How many times do we set out to achieve something and then not quite make it?  The vast majority of people fail to achieve their health and fitness goals.  Recently we have found that this affects talented young athletes as well as adults.  Whilst the reasons for this shortcoming can be long, it often comes down to a mismatch between the goal and the level of effort that the athlete is willing to apply.   So why is it that talented young athletes can struggle to adapt to the level of training that may see them achieve greater heights?  Here we explore some of the challenges that face a talented young performer when they consider making the next step in performance.


Talented performers versus elite young trainers

Talented young performers are not elite young trainers.  A high level of competitive performance is not indicative of an outstanding approach to training.  Youth level sporting performance is simply a comparison with their peers.  Young people can exhibit superior performance without being dedicated to the training process.  However, in order to maintain that high performance status, the young athlete will need to engage in supplementary training outside of the sport.  The elite young trainer will engage in this process to help them get better.
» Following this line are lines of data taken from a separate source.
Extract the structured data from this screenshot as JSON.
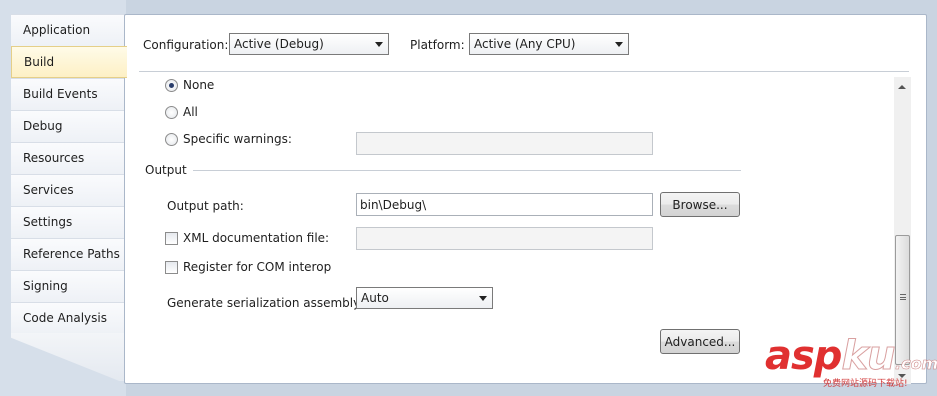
{
  "sidebar": {
    "items": [
      {
        "label": "Application"
      },
      {
        "label": "Build",
        "active": true
      },
      {
        "label": "Build Events"
      },
      {
        "label": "Debug"
      },
      {
        "label": "Resources"
      },
      {
        "label": "Services"
      },
      {
        "label": "Settings"
      },
      {
        "label": "Reference Paths"
      },
      {
        "label": "Signing"
      },
      {
        "label": "Code Analysis"
      }
    ]
  },
  "toolbar": {
    "configuration_label": "Configuration:",
    "configuration_value": "Active (Debug)",
    "platform_label": "Platform:",
    "platform_value": "Active (Any CPU)"
  },
  "warnings": {
    "none_label": "None",
    "all_label": "All",
    "specific_label": "Specific warnings:",
    "selected": "None",
    "specific_value": ""
  },
  "output": {
    "section_label": "Output",
    "output_path_label": "Output path:",
    "output_path_value": "bin\\Debug\\",
    "browse_label": "Browse...",
    "xml_doc_label": "XML documentation file:",
    "xml_doc_value": "",
    "xml_doc_checked": false,
    "com_interop_label": "Register for COM interop",
    "com_interop_checked": false,
    "serialization_label": "Generate serialization assembly:",
    "serialization_value": "Auto",
    "advanced_label": "Advanced..."
  },
  "watermark": {
    "brand_a": "asp",
    "brand_b": "ku",
    "brand_c": ".com",
    "tagline": "免费网站源码下载站!"
  },
  "colors": {
    "background": "#c9d4e1",
    "active_tab": "#fdf0c5",
    "watermark_red": "#e03030"
  }
}
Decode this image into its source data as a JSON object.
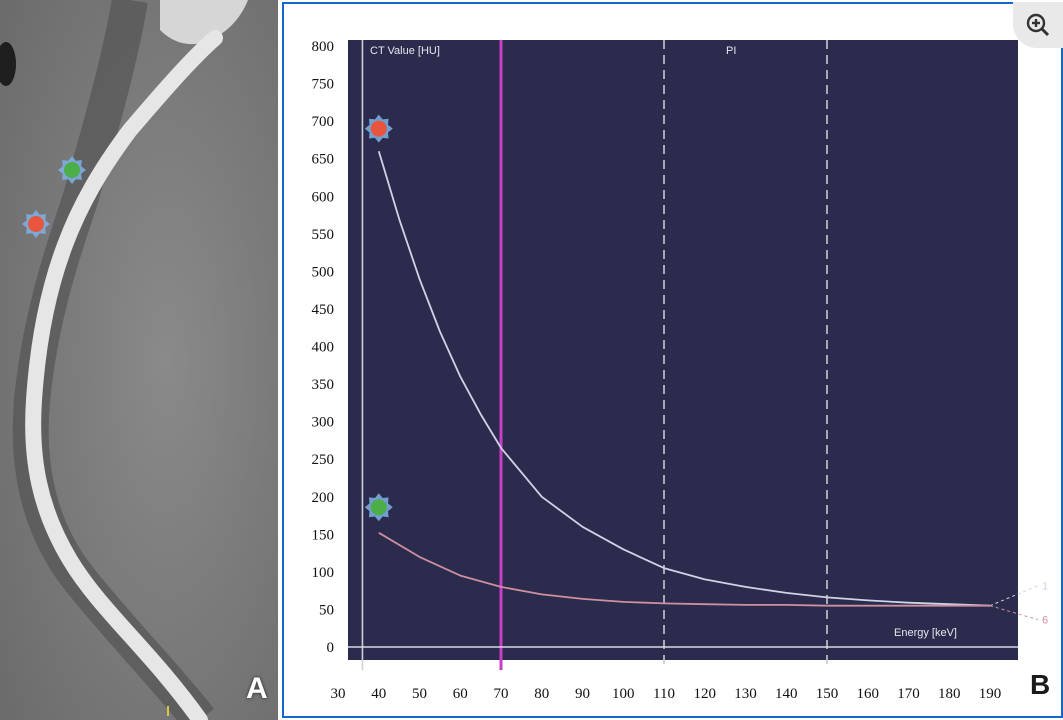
{
  "panels": {
    "a": {
      "label": "A"
    },
    "b": {
      "label": "B"
    }
  },
  "zoom_icon": "zoom-in-icon",
  "colors": {
    "plot_bg": "#2b2c4d",
    "frame": "#1566c9",
    "curve_1": "#d2d2e6",
    "curve_6": "#cf8f9f",
    "marker_red": "#e8553c",
    "marker_green": "#4cae48",
    "marker_halo": "#7fb2e6",
    "magenta_line": "#c83ec8",
    "ct_image_bg": "#7a7a7a",
    "vessel": "#e6e6e6"
  },
  "chart_data": {
    "type": "line",
    "ylabel": "CT Value [HU]",
    "xlabel": "Energy [keV]",
    "pi_label": "PI",
    "xlim": [
      30,
      195
    ],
    "ylim": [
      0,
      800
    ],
    "x_ticks": [
      30,
      40,
      50,
      60,
      70,
      80,
      90,
      100,
      110,
      120,
      130,
      140,
      150,
      160,
      170,
      180,
      190
    ],
    "y_ticks": [
      0,
      50,
      100,
      150,
      200,
      250,
      300,
      350,
      400,
      450,
      500,
      550,
      600,
      650,
      700,
      750,
      800
    ],
    "series": [
      {
        "name": "1",
        "color": "#d2d2e6",
        "x": [
          40,
          45,
          50,
          55,
          60,
          65,
          70,
          80,
          90,
          100,
          110,
          120,
          130,
          140,
          150,
          160,
          170,
          180,
          190
        ],
        "y": [
          660,
          570,
          490,
          420,
          360,
          310,
          265,
          200,
          160,
          130,
          105,
          90,
          80,
          72,
          66,
          62,
          59,
          57,
          55
        ]
      },
      {
        "name": "6",
        "color": "#cf8f9f",
        "x": [
          40,
          50,
          60,
          70,
          80,
          90,
          100,
          110,
          120,
          130,
          140,
          150,
          160,
          170,
          180,
          190
        ],
        "y": [
          152,
          120,
          95,
          80,
          70,
          64,
          60,
          58,
          57,
          56,
          56,
          55,
          55,
          55,
          55,
          55
        ]
      }
    ],
    "markers": [
      {
        "color_key": "marker_red",
        "x": 40,
        "y": 690
      },
      {
        "color_key": "marker_green",
        "x": 40,
        "y": 186
      }
    ],
    "vertical_lines": [
      {
        "x": 36,
        "style": "solid",
        "color": "#d0d0d8"
      },
      {
        "x": 70,
        "style": "solid",
        "color": "#c83ec8"
      },
      {
        "x": 110,
        "style": "dashed",
        "color": "#c8c8d0"
      },
      {
        "x": 150,
        "style": "dashed",
        "color": "#c8c8d0"
      }
    ],
    "grid": false
  },
  "image_markers": [
    {
      "color_key": "marker_green"
    },
    {
      "color_key": "marker_red"
    }
  ]
}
Sporting talent and prowess is just one small part of the process to realising their potential.  They shift their focus towards a training process rather than just competitive outcomes.  For example, an elite young trainer will engage in some form of age appropriate strength and conditioning.  As a result they are required to make sacrifices and display a high level of maturity.  So why is it that some talented youngsters are unable to make that jump to elite trainer?


Challenges facing talented young athletes

In our experience many talented young performers can find it hard to engage in an age appropriate elite approach to training.  Often there is no shortage of commitment or desire to reach a higher level of performance.  Like many of us they are enthused by goal setting and realising their potential.  But even with everything mapped out and a programme in place, the young athlete experiences similar barriers to adherence as the adult.  Unless they are at a specialist, high level sports school they are not surrounded by lots of elite young trainers.  Therefore going to training straight after school when all their peers are jumping on the school bus is difficult.  Coming off of social media early to get enough sleep or missing out on parties because of sporting commitments is also tough.  Often these things are too much.


Helping young athletes make a transition

Turning a glimpse of sporting talent into an age appropriate elite training programme does not happen overnight.  At NK Fitness we work with a number of talented performers and have learned to approach it in stages.  All the while matching it to the maturity of the athlete.  We will front load contact sessions to show athletes how to execute their strength and conditioning properly.  Programming cannot be too prescriptive or comprehensive early on because this can be overwhelming.  Allow athletes a term to get used to the idea of performing additional training.  Once they’ve established a level of self discipline and a training habit then sessions can become more prescriptive.  At the end of the day though, the drive has to come from them – you can lead the horse to water … but you can’t make it drink.